|Quote from The Bear's Song (below).|
Books are massive in our house - both of us being huge book worms, and eager to encourage the same passion in our small. We already have a modest collection of very special books, most of which were (gratefully) recommended by Lori, over on her blog Wild & Grizzly. Here, we are sharing 4 of our favourites that resonate with all 3 of us - not just from a plot perspective, but a creative one too.

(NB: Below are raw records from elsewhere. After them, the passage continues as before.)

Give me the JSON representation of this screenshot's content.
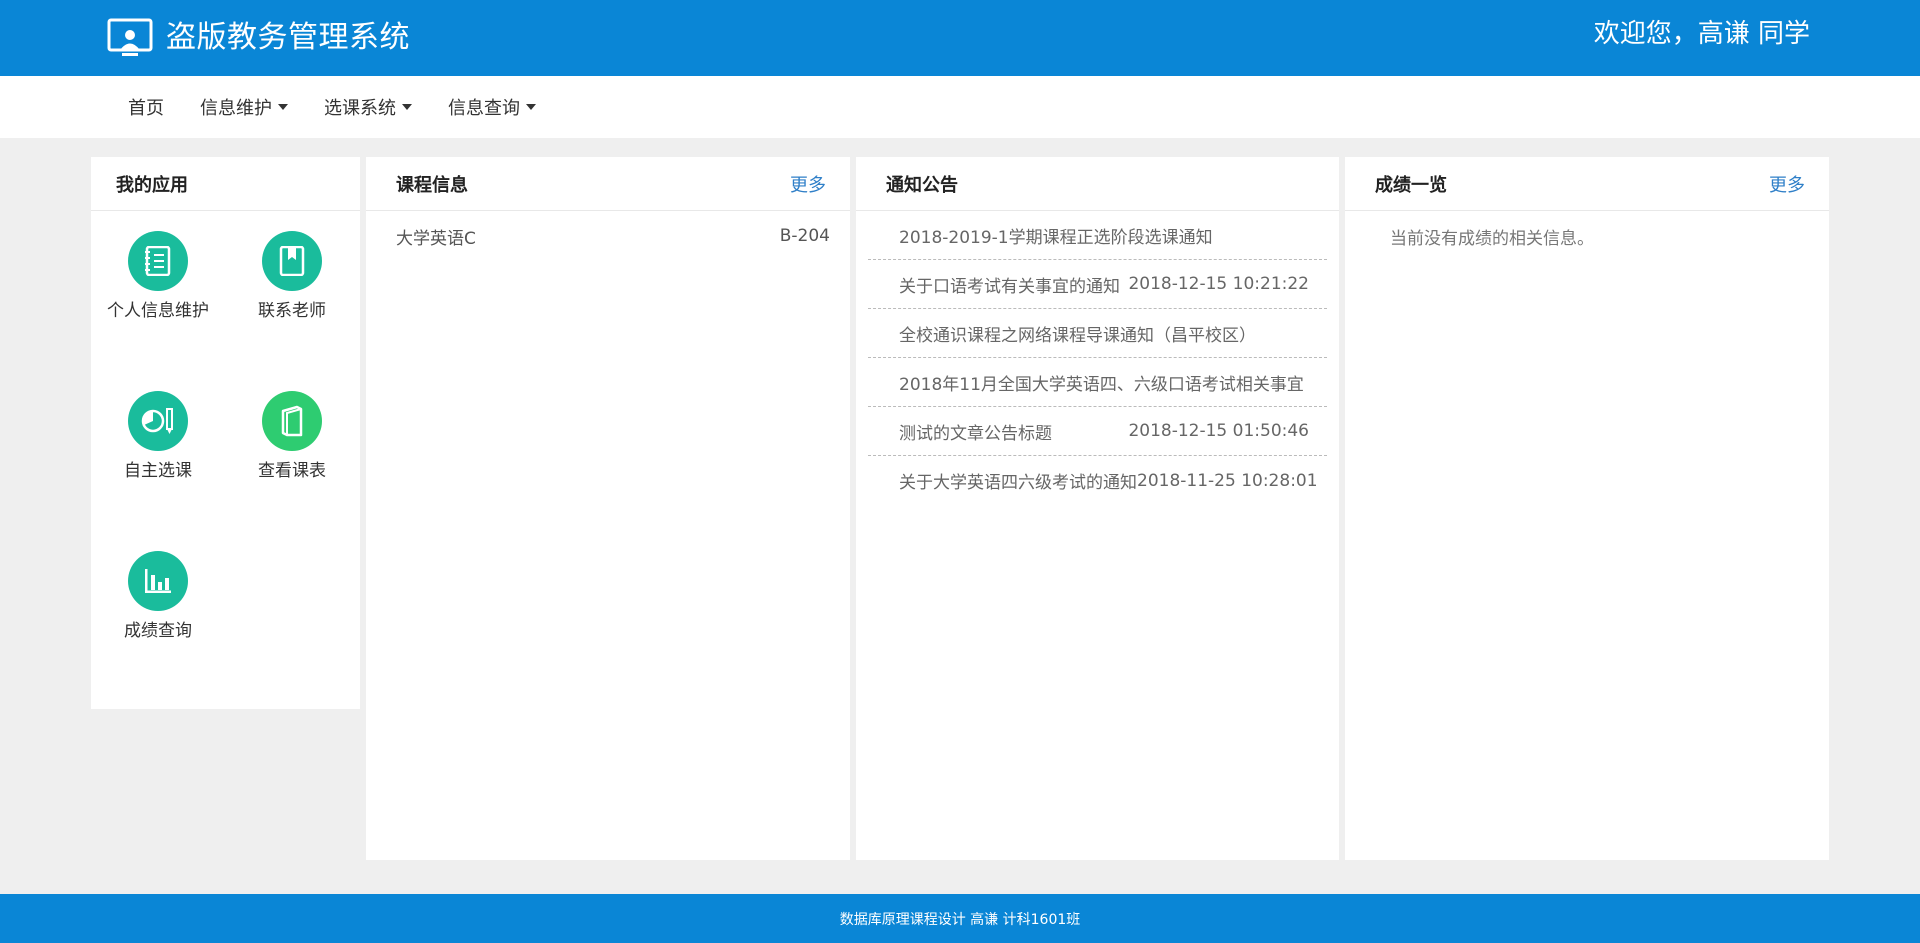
{
  "header": {
    "app_title": "盗版教务管理系统",
    "welcome": "欢迎您，高谦 同学",
    "logo_icon": "monitor-user-icon"
  },
  "nav": {
    "items": [
      {
        "label": "首页",
        "dropdown": false
      },
      {
        "label": "信息维护",
        "dropdown": true
      },
      {
        "label": "选课系统",
        "dropdown": true
      },
      {
        "label": "信息查询",
        "dropdown": true
      }
    ]
  },
  "apps": {
    "title": "我的应用",
    "items": [
      {
        "label": "个人信息维护",
        "icon": "document-icon",
        "color": "#1abc9c"
      },
      {
        "label": "联系老师",
        "icon": "bookmark-book-icon",
        "color": "#1abc9c"
      },
      {
        "label": "自主选课",
        "icon": "pie-pencil-icon",
        "color": "#1abc9c"
      },
      {
        "label": "查看课表",
        "icon": "notebook-icon",
        "color": "#2ecc71"
      },
      {
        "label": "成绩查询",
        "icon": "bar-chart-icon",
        "color": "#1abc9c"
      }
    ]
  },
  "course": {
    "title": "课程信息",
    "more": "更多",
    "rows": [
      {
        "name": "大学英语C",
        "room": "B-204"
      }
    ]
  },
  "notice": {
    "title": "通知公告",
    "rows": [
      {
        "title": "2018-2019-1学期课程正选阶段选课通知",
        "date": ""
      },
      {
        "title": "关于口语考试有关事宜的通知",
        "date": "2018-12-15 10:21:22"
      },
      {
        "title": "全校通识课程之网络课程导课通知（昌平校区）",
        "date": ""
      },
      {
        "title": "2018年11月全国大学英语四、六级口语考试相关事宜",
        "date": ""
      },
      {
        "title": "测试的文章公告标题",
        "date": "2018-12-15 01:50:46"
      },
      {
        "title": "关于大学英语四六级考试的通知",
        "date": "2018-11-25 10:28:01"
      }
    ]
  },
  "score": {
    "title": "成绩一览",
    "more": "更多",
    "empty": "当前没有成绩的相关信息。"
  },
  "footer": {
    "text": "数据库原理课程设计 高谦 计科1601班"
  },
  "colors": {
    "brand": "#0a86d6",
    "link": "#2f7fc8",
    "teal": "#1abc9c",
    "green": "#2ecc71"
  }
}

The Encyclopedia of Pehistorica Dinosaurs (by Robert Sabuda and Matthew Reinhart) is a treasure trove of imagination and expert craft. Every page is packed with information, surrounding a 3D paper construction of a dinosaur that leaps out at you as you turn the page. It is a work of art as much as anything else, and this is why this book is such a success. It captivates, intrigues, draws you in, to rather a hands-on approach to learning about these incredible creatures. Our small is enthralled by this book - he enjoys role-play with these paper masterpieces as well as lifting the many hidden mini pop-ups that can be found throughout the book. As huge lovers of paper, this book is a massive hit in our household for not only our small, but us as well.
The Bear's Song (by Benjamin Chaud) is one of those rare books that combines a really comforting, beautiful tale of love between father and son, with magnificent illustrations. The large size of the book really celebrates the work of the artist, and the smell of the ink on the beautiful uncoated stock is just such a joy. Everything about this book sticks in your mind - from the soothing earthy palette and charming illustrations, to the attention to detail, the feel of the stock and the magical story - you just know this is one of those books that will remain in your child's memory forever.

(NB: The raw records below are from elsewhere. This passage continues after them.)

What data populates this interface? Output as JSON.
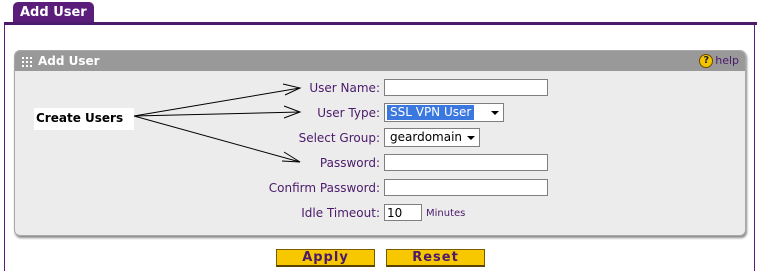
{
  "tab": {
    "label": "Add User"
  },
  "panel": {
    "title": "Add User",
    "help_label": "help",
    "help_icon": "help-icon"
  },
  "callout": {
    "text": "Create Users"
  },
  "form": {
    "user_name": {
      "label": "User Name:",
      "value": ""
    },
    "user_type": {
      "label": "User Type:",
      "value": "SSL VPN User"
    },
    "select_group": {
      "label": "Select Group:",
      "value": "geardomain"
    },
    "password": {
      "label": "Password:",
      "value": ""
    },
    "confirm_password": {
      "label": "Confirm Password:",
      "value": ""
    },
    "idle_timeout": {
      "label": "Idle Timeout:",
      "value": "10",
      "unit": "Minutes"
    }
  },
  "buttons": {
    "apply": "Apply",
    "reset": "Reset"
  },
  "colors": {
    "brand": "#5a1e7a",
    "header": "#999999",
    "button": "#f7c700",
    "label": "#4b1a6a"
  }
}
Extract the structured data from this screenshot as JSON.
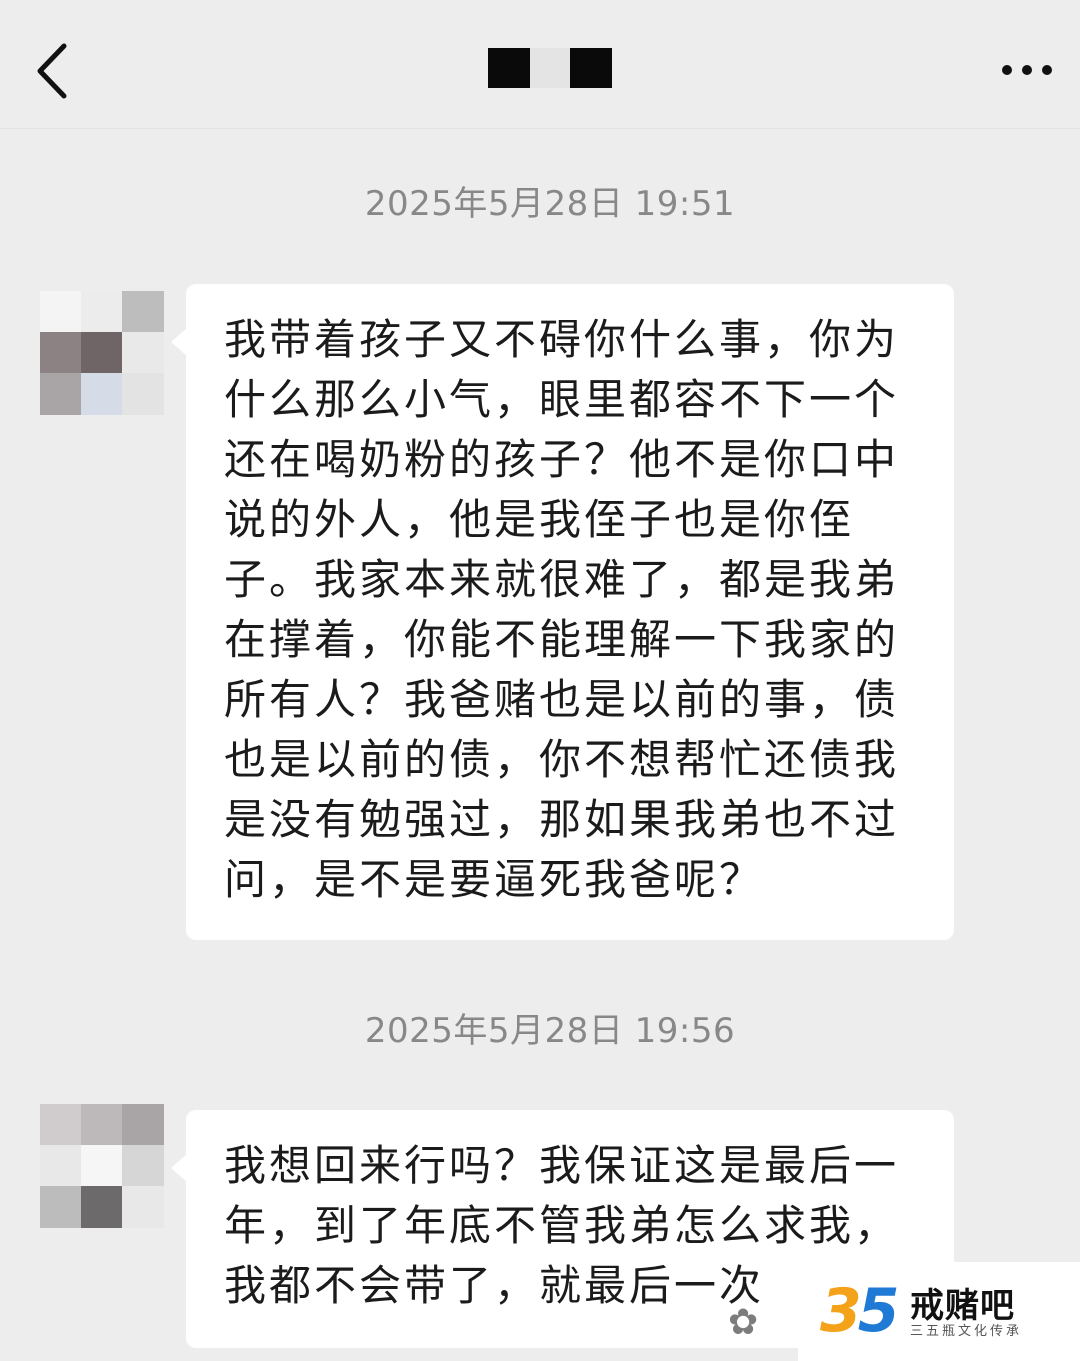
{
  "header": {
    "back_icon": "chevron-left-icon",
    "more_icon": "more-horizontal-icon"
  },
  "messages": [
    {
      "timestamp": "2025年5月28日 19:51",
      "text": "我带着孩子又不碍你什么事，你为什么那么小气，眼里都容不下一个还在喝奶粉的孩子？他不是你口中说的外人，他是我侄子也是你侄子。我家本来就很难了，都是我弟在撑着，你能不能理解一下我家的所有人？我爸赌也是以前的事，债也是以前的债，你不想帮忙还债我是没有勉强过，那如果我弟也不过问，是不是要逼死我爸呢？"
    },
    {
      "timestamp": "2025年5月28日 19:56",
      "text": "我想回来行吗？我保证这是最后一年，到了年底不管我弟怎么求我，我都不会带了，就最后一次"
    }
  ],
  "watermark": {
    "number_a": "3",
    "number_b": "5",
    "name": "戒赌吧",
    "subtitle": "三五瓶文化传承",
    "icon": "wechat-icon",
    "colors": {
      "three": "#f3a21a",
      "five": "#1f7ad6"
    }
  }
}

In The Forest (by Anouck Boisrobert, Louis Rigaud and Sophie Strady) is such an important book for educating children on the impact of deforestation and the power of human actions - bad and good. With beautiful pop-up 3D paper constructions throughout, this vibrant, fun, yet poignant book leads us through nature and all it's beauty, teaching us about respect and the fragility of our world. Our small enjoys role-play with the diggers, and getting involved in the 'regrowth' of the forest that had been destroyed.
The Highstreet (by Alice Melvin) is like a record of our highstreets, as they once were, at a time when we are struggling to hold on to them. The book takes us on a colourful, playful journey down the highstreet, to tick off items on Sally's shopping list - presented with joyful illustration and printed on beautiful uncoated stock. Together, we come across all strange and wonderful things along the way, in this interactive book, which includes liftable flaps on every page, taking you into each shop. Not only does this book feel important to show our children the highstreet as it once was, and may never be again, but it also contains subtle lessons on consumerism, which we also feel is so important today.